Eventually everyone gets a slighting review and it's no fun when a critic doesn't like a show you've invested a lot of time, thought, work, and blood into. It's downright maddening when the critic just flat misses the point. (That sometimes happens.) Then again, we all enjoy a good review. But - beyond the tender-ego issues - critics are important.
They keep artists honest.
No one ever intends to be a lazy designer or to phone-in a performance. No one plans a flop. Self-respect, honest craftsmanship, and peer pressure all encourage good work. But there's no motivation quite like public praise or the public pillory! Bad reviews work like the ol' throw-stones-at-the-miscreant system of justice: if praise is motivating, so is bruising.
For this reason, I wish architects had more critics.
I especially wish local architects had a critic. The late David Dillon was once on-staff architecture critic for The Dallas Morning News, one of the few in the country. He was especially good at explaining the complex relationships between real estate interests, politics, power, and money that shape large building developments. He also had a good sense of architectural form and design, I thought. Perhaps his reviews were a little too often about Important Buildings Elsewhere or Important Out-of-Town Architects (not helping Dallas' inferiority complex any), but he did hold local architects to higher standards. He made Architecture (capital A) a topic for discussion. Which helps.
I'm saddened to say that New York City, the country, indeed the world-wide architecture conversation, has lost a very good critic with the recent death of Ada Loise Huxtable.
Photo of Ada Louise Huxtable from Atlantic Yards Report
Starting in The New York Times in 1963 and writing her last piece for The Wall Street Journal last month, Ada Louise Huxtable helped set the tone of architectural discussion for half a century. She was an early advocate for historic preservation. She wrote several books including Will They Ever Finish Bruckner Boulevard? which I read in school long ago... and which remains wonderfully biting and relevant. She even received her share of criticism of her own work - including a Pulitzer and a MacArthur "genius" grant, which is not bad.
We need more critics this good.

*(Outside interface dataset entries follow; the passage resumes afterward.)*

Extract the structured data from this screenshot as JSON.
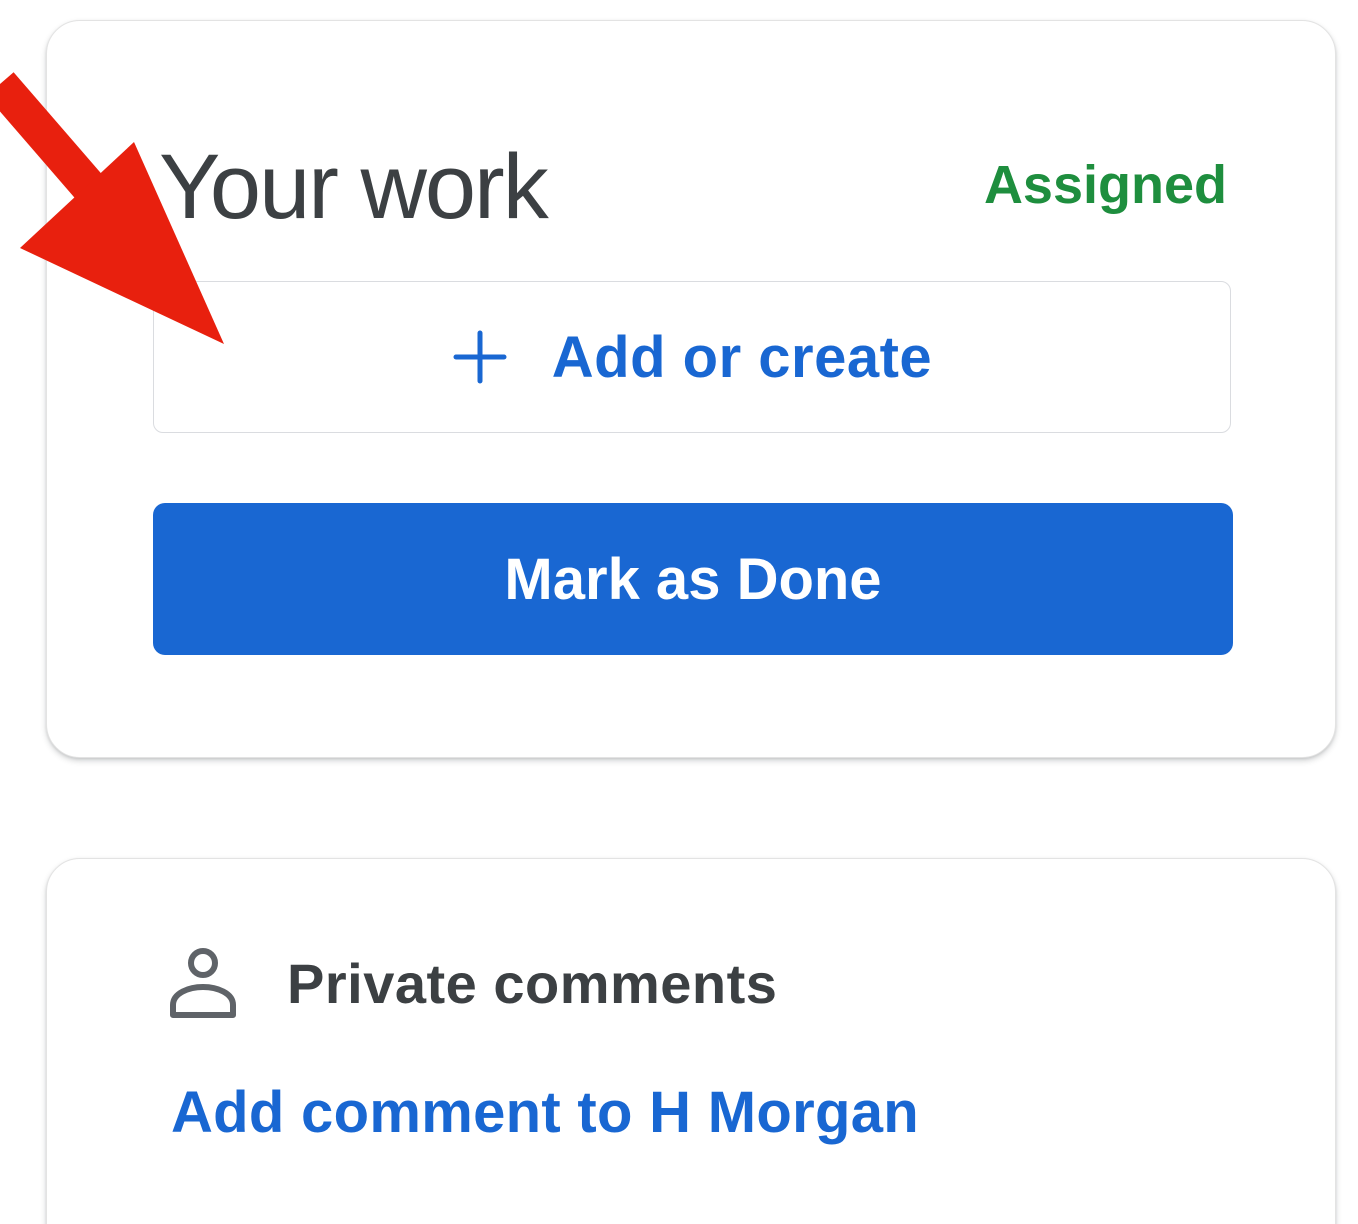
{
  "work_card": {
    "title": "Your work",
    "status": "Assigned",
    "status_color": "#1e8e3e",
    "add_create_label": "Add or create",
    "add_icon": "plus-icon",
    "mark_done_label": "Mark as Done",
    "primary_color": "#1967d2"
  },
  "comments_card": {
    "icon": "person-icon",
    "title": "Private comments",
    "add_comment_label": "Add comment to H Morgan"
  },
  "annotation": {
    "icon": "red-arrow-icon",
    "color": "#e8200e"
  }
}
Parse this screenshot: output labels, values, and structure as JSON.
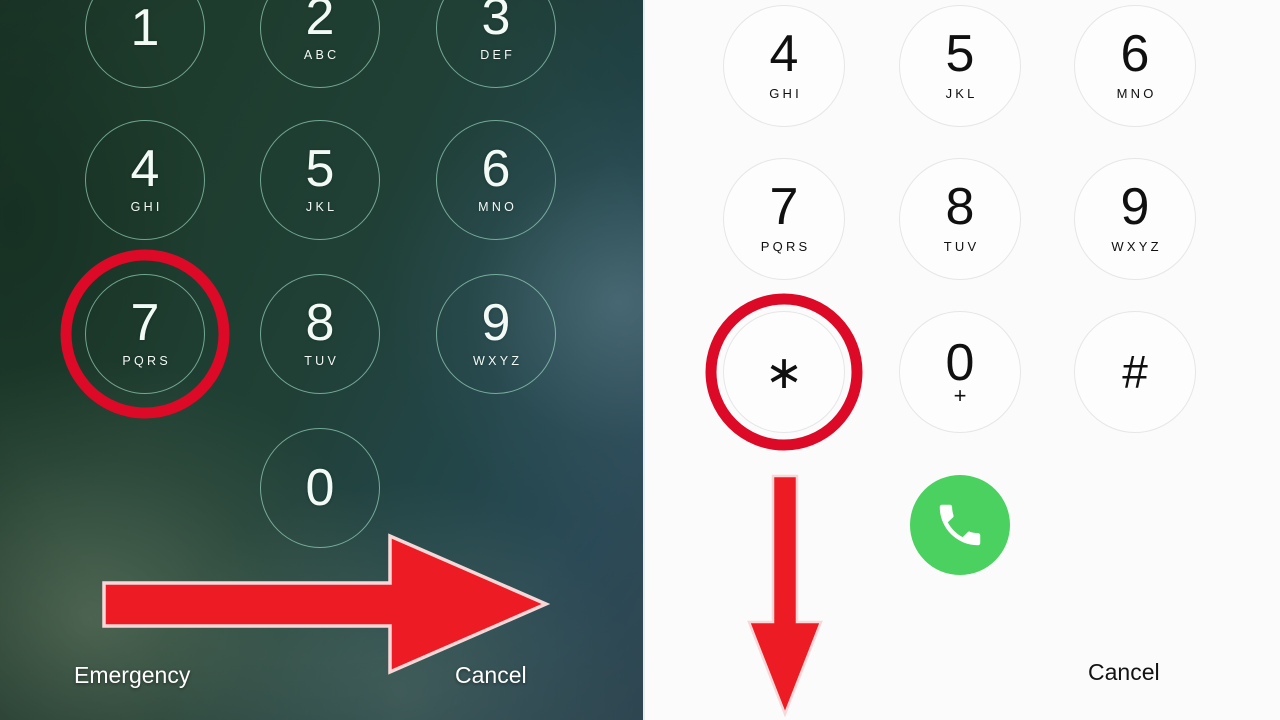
{
  "left_panel": {
    "name": "ios-lockscreen-passcode-keypad",
    "background_colors": {
      "dark_green": "#1d3a2b",
      "teal": "#2b4a57",
      "key_stroke": "#a8e6cd"
    },
    "keys": [
      {
        "digit": "1",
        "letters": ""
      },
      {
        "digit": "2",
        "letters": "ABC"
      },
      {
        "digit": "3",
        "letters": "DEF"
      },
      {
        "digit": "4",
        "letters": "GHI"
      },
      {
        "digit": "5",
        "letters": "JKL"
      },
      {
        "digit": "6",
        "letters": "MNO"
      },
      {
        "digit": "7",
        "letters": "PQRS"
      },
      {
        "digit": "8",
        "letters": "TUV"
      },
      {
        "digit": "9",
        "letters": "WXYZ"
      },
      {
        "digit": "0",
        "letters": ""
      }
    ],
    "highlighted_key": "7",
    "emergency_label": "Emergency",
    "cancel_label": "Cancel"
  },
  "right_panel": {
    "name": "phone-dialer-keypad",
    "background_color": "#fbfbfb",
    "keys": [
      {
        "digit": "4",
        "letters": "GHI"
      },
      {
        "digit": "5",
        "letters": "JKL"
      },
      {
        "digit": "6",
        "letters": "MNO"
      },
      {
        "digit": "7",
        "letters": "PQRS"
      },
      {
        "digit": "8",
        "letters": "TUV"
      },
      {
        "digit": "9",
        "letters": "WXYZ"
      },
      {
        "digit": "∗",
        "letters": ""
      },
      {
        "digit": "0",
        "letters": "+"
      },
      {
        "digit": "#",
        "letters": ""
      }
    ],
    "highlighted_key": "∗",
    "call_button_color": "#4ad15f",
    "call_button_icon": "phone-icon",
    "cancel_label": "Cancel"
  },
  "annotations": {
    "highlight_color": "#dc0a26",
    "arrow_color": "#ed1c24",
    "right_arrow_direction": "right",
    "down_arrow_direction": "down"
  }
}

Read this this article HERE for an interesting discussion of the role of architecture critics today (well, 2006). Or look in the Set Design Archive HERE for my earlier posts on "Critics & Reviews."